In September 2018, Parks Canada announced that Erebus' condition had deteriorated significantly, with a 14 metres (46 ft) section of the upper deck detaching from the ship, flipping over, and moving towards the stern. Parks Canada attributed the deterioration to "an upwards buoyant force acting on the decking combined with storm swell in relatively shallow water". It was then confirmed that the United Kingdom will own the first 65 artifacts brought up from Erebus while the wrecks of both ships and other artifacts will be owned by Canada and the Inuit. Taking advantage of "sublime" weather conditions in the summer of 2019, Parks Canada were able to recover a number of artifacts from Erebus, namely personal items belonging to members of the crew, which were unveiled at Parks Canada's conservation lab in Ottawa in February 2020. The planned exploration of the wreck sites in 2020 was cancelled due to the COVID-19 pandemic, with access to the wrecks restricted to the Inuit Guardians keeping watch on the sites and for those with harvesting rights in the surrounding waters. Underwater archaeology team leader Marc-Andre Bernier remarked that Parks Canada was "concerned about Erebus", given the wreck's shallower depths and the earlier reports of damage. Parks Canada's Underwater Archaeology Team returned to the wrecks in May 2022, after a two-year postponement caused by the pandemic; particular attention would be paid to any further damage to Erebus, due to her shallower depths.

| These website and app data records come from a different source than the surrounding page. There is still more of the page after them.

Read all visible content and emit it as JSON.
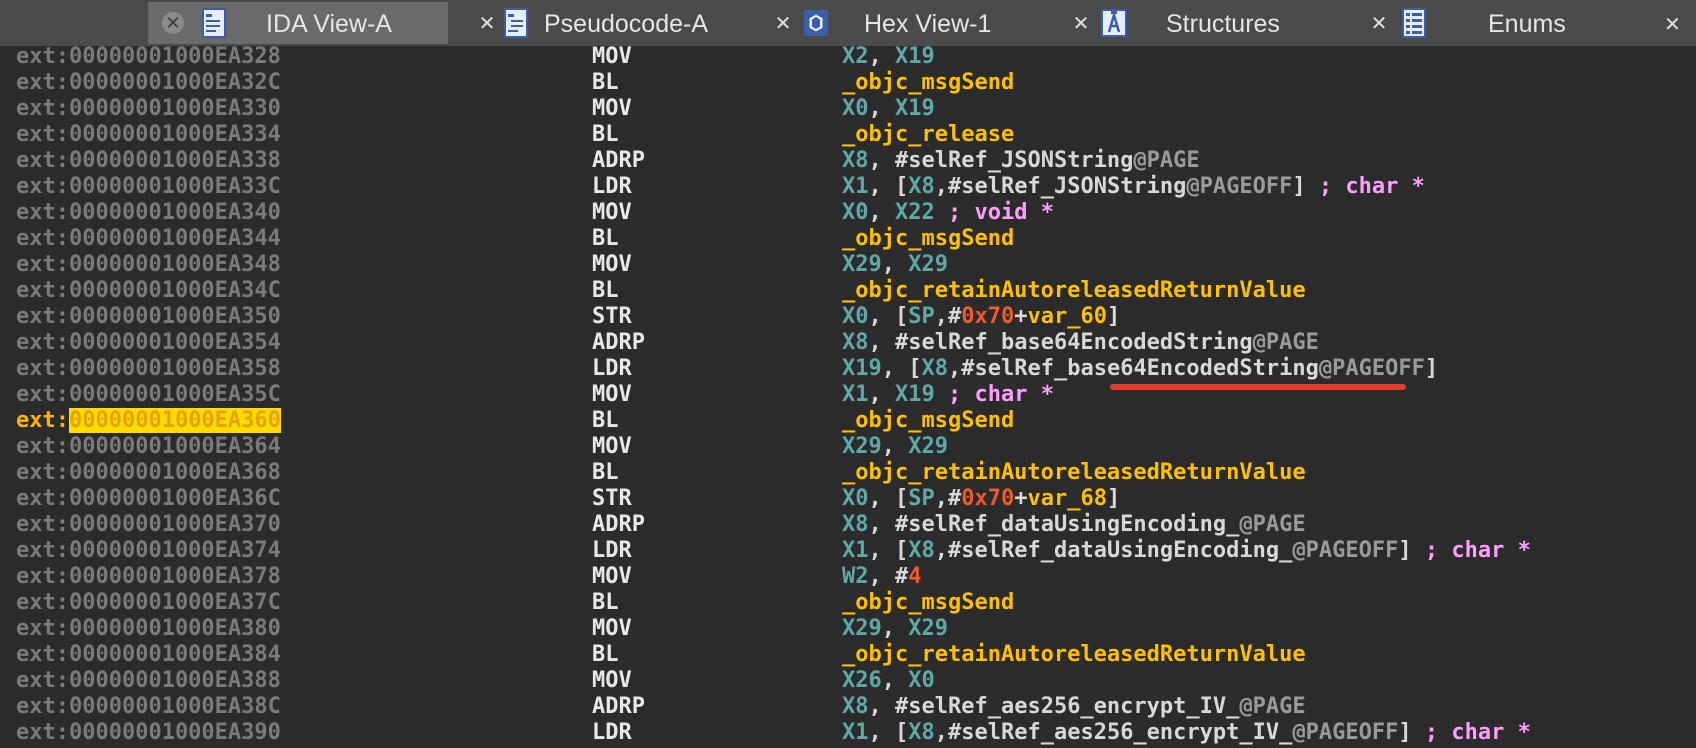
{
  "tabs": [
    {
      "label": "IDA View-A",
      "icon": "ida-view-icon",
      "active": true
    },
    {
      "label": "Pseudocode-A",
      "icon": "pseudocode-icon",
      "active": false
    },
    {
      "label": "Hex View-1",
      "icon": "hex-view-icon",
      "active": false
    },
    {
      "label": "Structures",
      "icon": "structures-icon",
      "active": false
    },
    {
      "label": "Enums",
      "icon": "enums-icon",
      "active": false
    }
  ],
  "colors": {
    "background": "#2b2b2b",
    "address": "#7a7a7a",
    "register": "#5fa8a8",
    "symbol": "#ffc000",
    "number": "#f05a2a",
    "comment": "#ff9eff",
    "highlight": "#ffdd00",
    "annotation_underline": "#e53b2a"
  },
  "listing": {
    "segment": "ext:",
    "current_address": "00000001000EA360",
    "rows": [
      {
        "addr": "ext:00000001000EA328",
        "mnemonic": "MOV",
        "operands": "X2, X19"
      },
      {
        "addr": "ext:00000001000EA32C",
        "mnemonic": "BL",
        "operands": "_objc_msgSend"
      },
      {
        "addr": "ext:00000001000EA330",
        "mnemonic": "MOV",
        "operands": "X0, X19"
      },
      {
        "addr": "ext:00000001000EA334",
        "mnemonic": "BL",
        "operands": "_objc_release"
      },
      {
        "addr": "ext:00000001000EA338",
        "mnemonic": "ADRP",
        "operands": "X8, #selRef_JSONString@PAGE"
      },
      {
        "addr": "ext:00000001000EA33C",
        "mnemonic": "LDR",
        "operands": "X1, [X8,#selRef_JSONString@PAGEOFF] ; char *"
      },
      {
        "addr": "ext:00000001000EA340",
        "mnemonic": "MOV",
        "operands": "X0, X22 ; void *"
      },
      {
        "addr": "ext:00000001000EA344",
        "mnemonic": "BL",
        "operands": "_objc_msgSend"
      },
      {
        "addr": "ext:00000001000EA348",
        "mnemonic": "MOV",
        "operands": "X29, X29"
      },
      {
        "addr": "ext:00000001000EA34C",
        "mnemonic": "BL",
        "operands": "_objc_retainAutoreleasedReturnValue"
      },
      {
        "addr": "ext:00000001000EA350",
        "mnemonic": "STR",
        "operands": "X0, [SP,#0x70+var_60]"
      },
      {
        "addr": "ext:00000001000EA354",
        "mnemonic": "ADRP",
        "operands": "X8, #selRef_base64EncodedString@PAGE"
      },
      {
        "addr": "ext:00000001000EA358",
        "mnemonic": "LDR",
        "operands": "X19, [X8,#selRef_base64EncodedString@PAGEOFF]"
      },
      {
        "addr": "ext:00000001000EA35C",
        "mnemonic": "MOV",
        "operands": "X1, X19 ; char *"
      },
      {
        "addr": "ext:00000001000EA360",
        "mnemonic": "BL",
        "operands": "_objc_msgSend"
      },
      {
        "addr": "ext:00000001000EA364",
        "mnemonic": "MOV",
        "operands": "X29, X29"
      },
      {
        "addr": "ext:00000001000EA368",
        "mnemonic": "BL",
        "operands": "_objc_retainAutoreleasedReturnValue"
      },
      {
        "addr": "ext:00000001000EA36C",
        "mnemonic": "STR",
        "operands": "X0, [SP,#0x70+var_68]"
      },
      {
        "addr": "ext:00000001000EA370",
        "mnemonic": "ADRP",
        "operands": "X8, #selRef_dataUsingEncoding_@PAGE"
      },
      {
        "addr": "ext:00000001000EA374",
        "mnemonic": "LDR",
        "operands": "X1, [X8,#selRef_dataUsingEncoding_@PAGEOFF] ; char *"
      },
      {
        "addr": "ext:00000001000EA378",
        "mnemonic": "MOV",
        "operands": "W2, #4"
      },
      {
        "addr": "ext:00000001000EA37C",
        "mnemonic": "BL",
        "operands": "_objc_msgSend"
      },
      {
        "addr": "ext:00000001000EA380",
        "mnemonic": "MOV",
        "operands": "X29, X29"
      },
      {
        "addr": "ext:00000001000EA384",
        "mnemonic": "BL",
        "operands": "_objc_retainAutoreleasedReturnValue"
      },
      {
        "addr": "ext:00000001000EA388",
        "mnemonic": "MOV",
        "operands": "X26, X0"
      },
      {
        "addr": "ext:00000001000EA38C",
        "mnemonic": "ADRP",
        "operands": "X8, #selRef_aes256_encrypt_IV_@PAGE"
      },
      {
        "addr": "ext:00000001000EA390",
        "mnemonic": "LDR",
        "operands": "X1, [X8,#selRef_aes256_encrypt_IV_@PAGEOFF] ; char *"
      }
    ]
  }
}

On 5 September 2019, passengers of Adventure Canada on MS Ocean Endeavour were the first members of the public to visit the site of the wreck of the Erebus. The wreck site is within the Wrecks of HMS Erebus and HMS Terror National Historic Site and is managed jointly by Parks Canada and local Inuit, and public access to the site is not usually allowed. The visit by Adventure Canada passengers was a trial by Parks Canada in creating a visitor experience for the wreck site.
Main article: Franklin's lost expedition § Legacy
HMS Erebus is featured, often alongside HMS Terror, in fictional works that use the Franklin expedition in their backstories, such as:
A big clue in the mystery is the wreck of HMS Erebus, found last year in a location indicated by Inuit oral histories.
"Franklin's ships are an important part of Canadian history given that his expeditions, which took place nearly 200 years ago, laid the foundations of Canada's Arctic sovereignty," Mr. Harper said.